___ Supplied records ___

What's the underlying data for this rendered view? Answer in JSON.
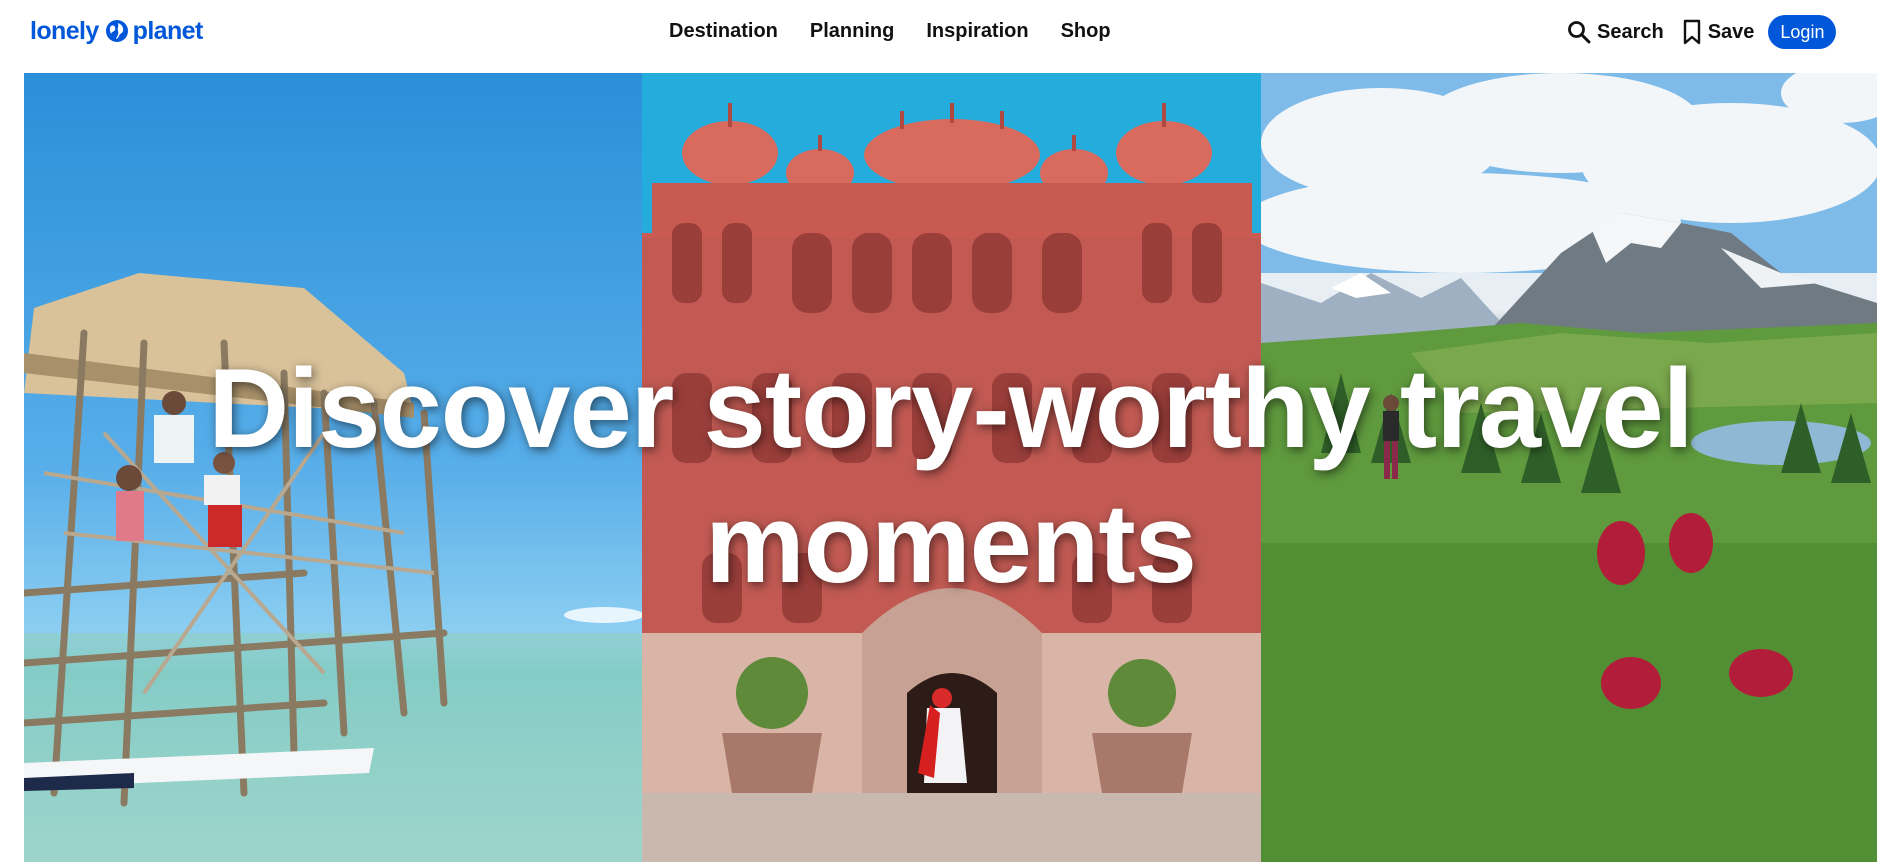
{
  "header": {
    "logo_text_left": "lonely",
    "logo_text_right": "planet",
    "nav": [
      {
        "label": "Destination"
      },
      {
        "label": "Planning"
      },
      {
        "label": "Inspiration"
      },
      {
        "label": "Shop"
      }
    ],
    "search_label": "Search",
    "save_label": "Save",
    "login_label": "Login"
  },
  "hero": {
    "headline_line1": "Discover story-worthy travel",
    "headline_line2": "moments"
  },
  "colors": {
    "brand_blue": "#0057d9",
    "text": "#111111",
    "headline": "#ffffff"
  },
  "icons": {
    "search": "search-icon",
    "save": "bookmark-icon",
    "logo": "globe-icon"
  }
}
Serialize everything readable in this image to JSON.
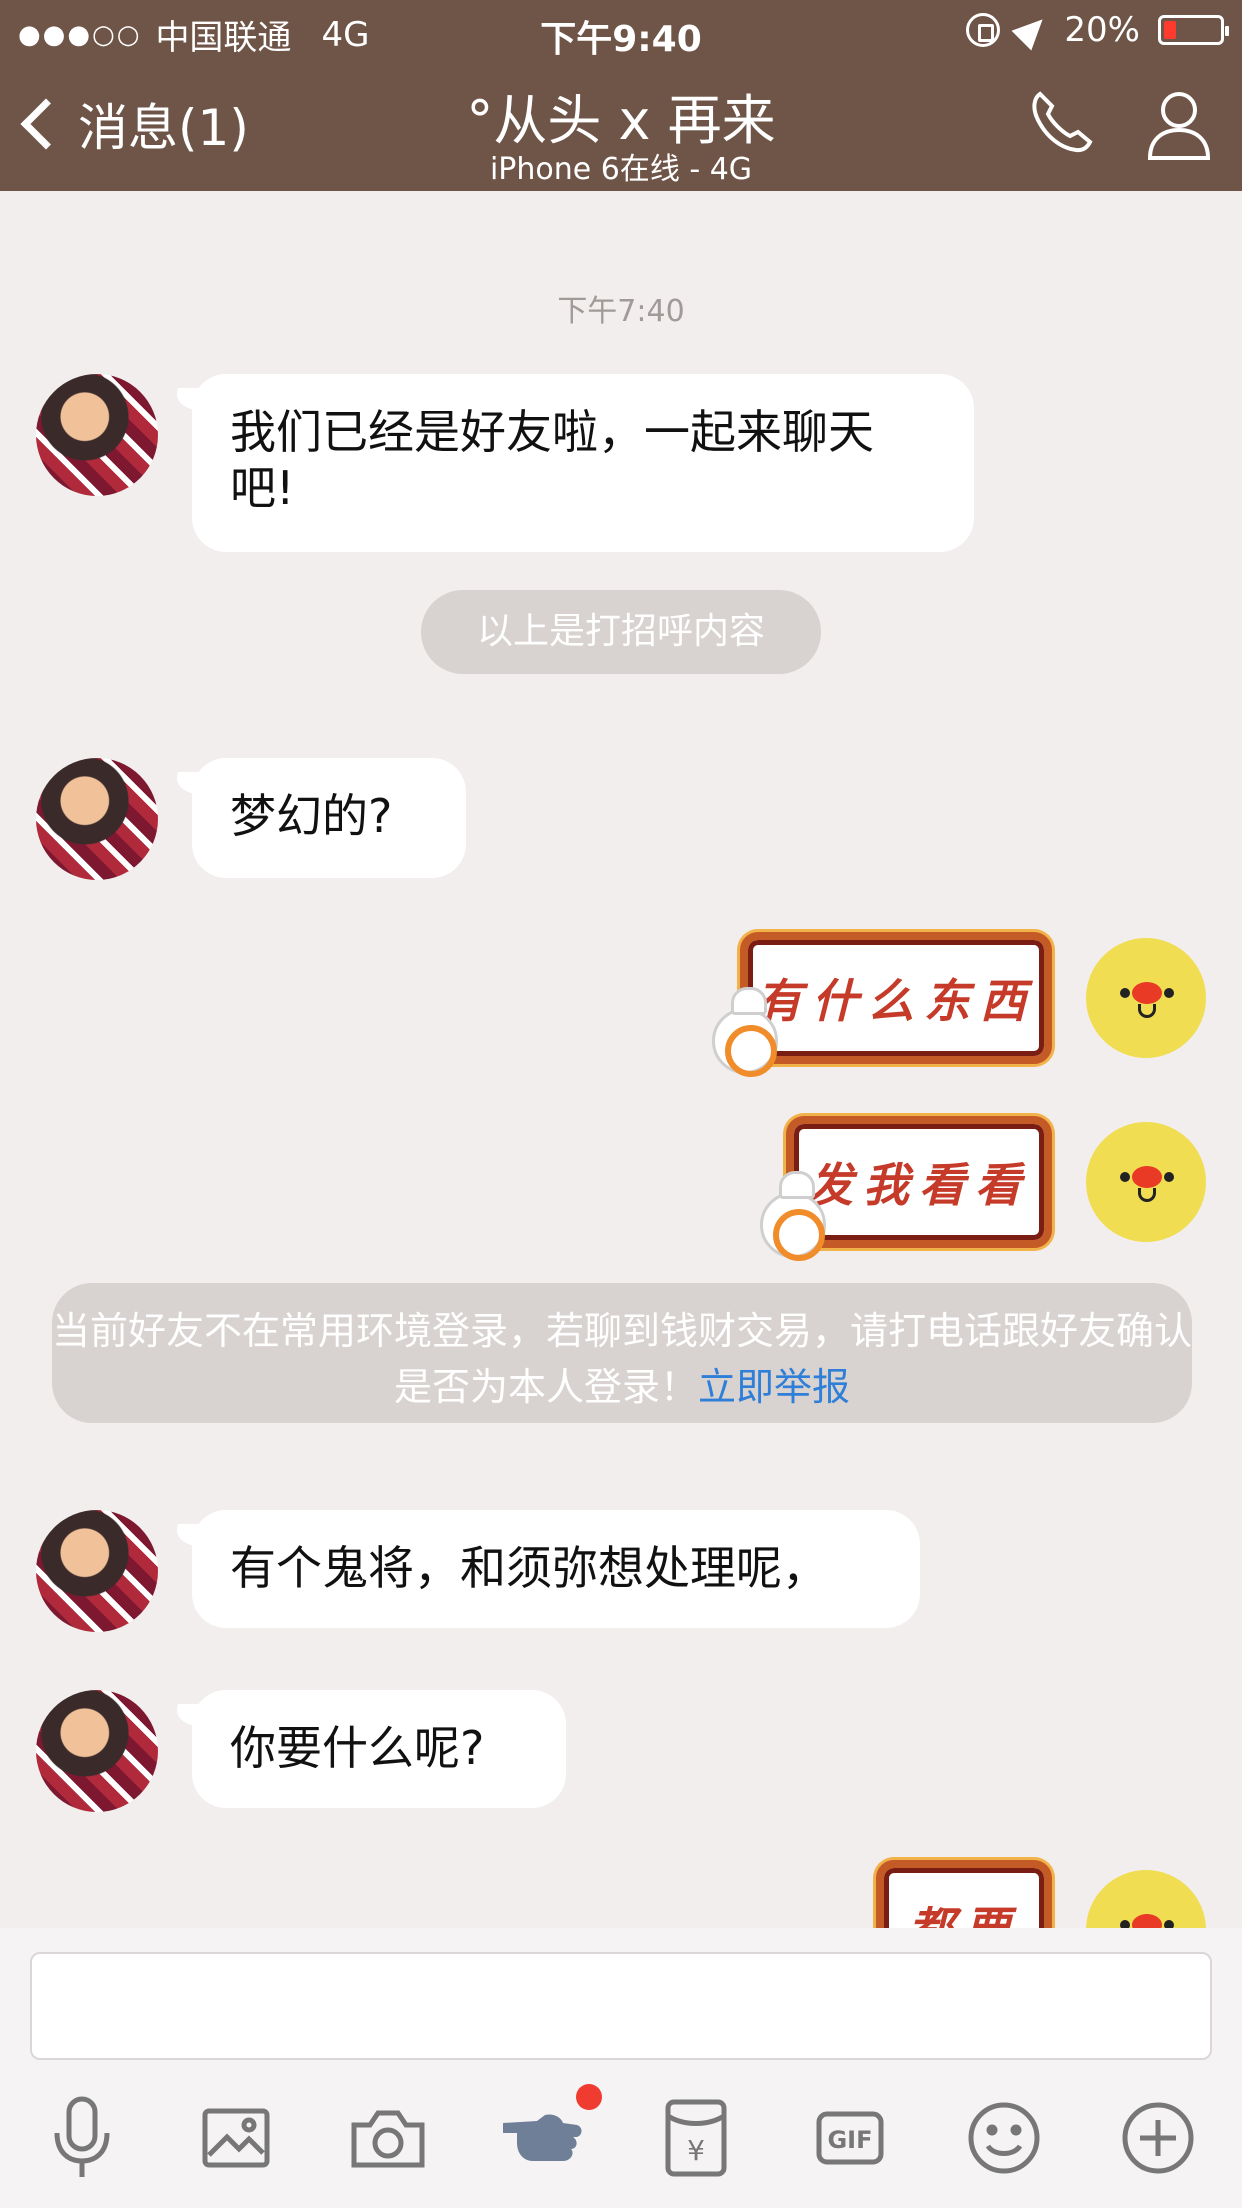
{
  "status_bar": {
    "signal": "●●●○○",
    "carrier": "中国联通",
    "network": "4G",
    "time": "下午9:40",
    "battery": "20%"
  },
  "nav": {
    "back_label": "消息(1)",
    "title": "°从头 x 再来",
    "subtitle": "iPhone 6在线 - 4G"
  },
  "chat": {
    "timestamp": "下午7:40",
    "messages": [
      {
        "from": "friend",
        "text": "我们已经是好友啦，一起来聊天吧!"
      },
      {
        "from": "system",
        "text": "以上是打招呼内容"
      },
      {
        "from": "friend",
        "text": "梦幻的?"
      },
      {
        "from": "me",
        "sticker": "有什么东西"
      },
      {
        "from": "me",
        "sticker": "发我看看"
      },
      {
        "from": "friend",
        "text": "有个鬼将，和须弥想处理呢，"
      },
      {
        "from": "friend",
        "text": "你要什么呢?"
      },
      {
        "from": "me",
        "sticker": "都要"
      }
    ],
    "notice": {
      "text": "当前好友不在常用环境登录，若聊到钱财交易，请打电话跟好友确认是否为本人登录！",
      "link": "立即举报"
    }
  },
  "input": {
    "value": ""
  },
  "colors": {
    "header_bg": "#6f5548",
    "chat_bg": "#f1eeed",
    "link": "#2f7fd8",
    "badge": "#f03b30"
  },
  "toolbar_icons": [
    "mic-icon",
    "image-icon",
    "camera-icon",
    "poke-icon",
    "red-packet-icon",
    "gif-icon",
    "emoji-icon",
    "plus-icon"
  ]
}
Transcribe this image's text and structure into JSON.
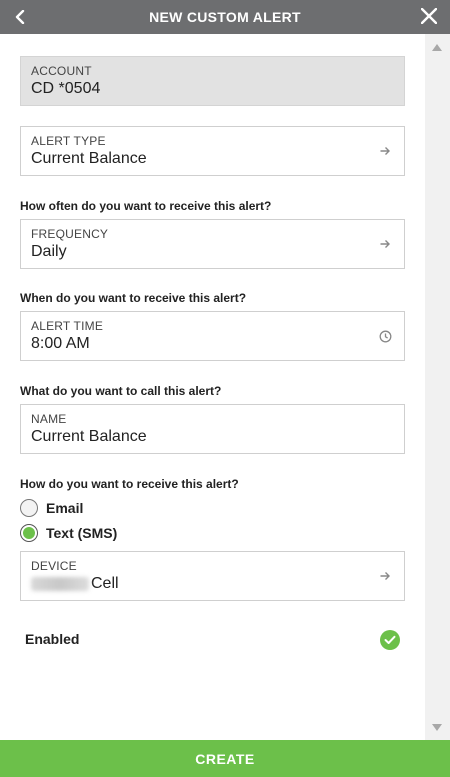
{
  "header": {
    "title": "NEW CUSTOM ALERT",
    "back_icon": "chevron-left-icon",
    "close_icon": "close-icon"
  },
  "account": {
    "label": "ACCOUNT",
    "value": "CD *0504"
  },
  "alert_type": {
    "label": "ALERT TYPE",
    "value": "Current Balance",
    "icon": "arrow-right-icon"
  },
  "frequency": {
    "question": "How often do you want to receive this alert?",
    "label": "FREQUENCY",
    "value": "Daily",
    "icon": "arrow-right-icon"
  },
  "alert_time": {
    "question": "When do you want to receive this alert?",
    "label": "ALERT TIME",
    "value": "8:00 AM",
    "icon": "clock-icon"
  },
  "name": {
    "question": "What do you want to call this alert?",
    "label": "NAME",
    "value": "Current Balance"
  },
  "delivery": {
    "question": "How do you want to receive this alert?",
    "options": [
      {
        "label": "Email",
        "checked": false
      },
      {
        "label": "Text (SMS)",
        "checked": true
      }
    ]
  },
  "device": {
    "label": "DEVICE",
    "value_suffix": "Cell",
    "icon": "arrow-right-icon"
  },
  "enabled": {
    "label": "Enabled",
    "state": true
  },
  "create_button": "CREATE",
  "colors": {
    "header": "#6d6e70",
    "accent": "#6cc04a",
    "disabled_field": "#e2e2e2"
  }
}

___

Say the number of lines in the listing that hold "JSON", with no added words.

3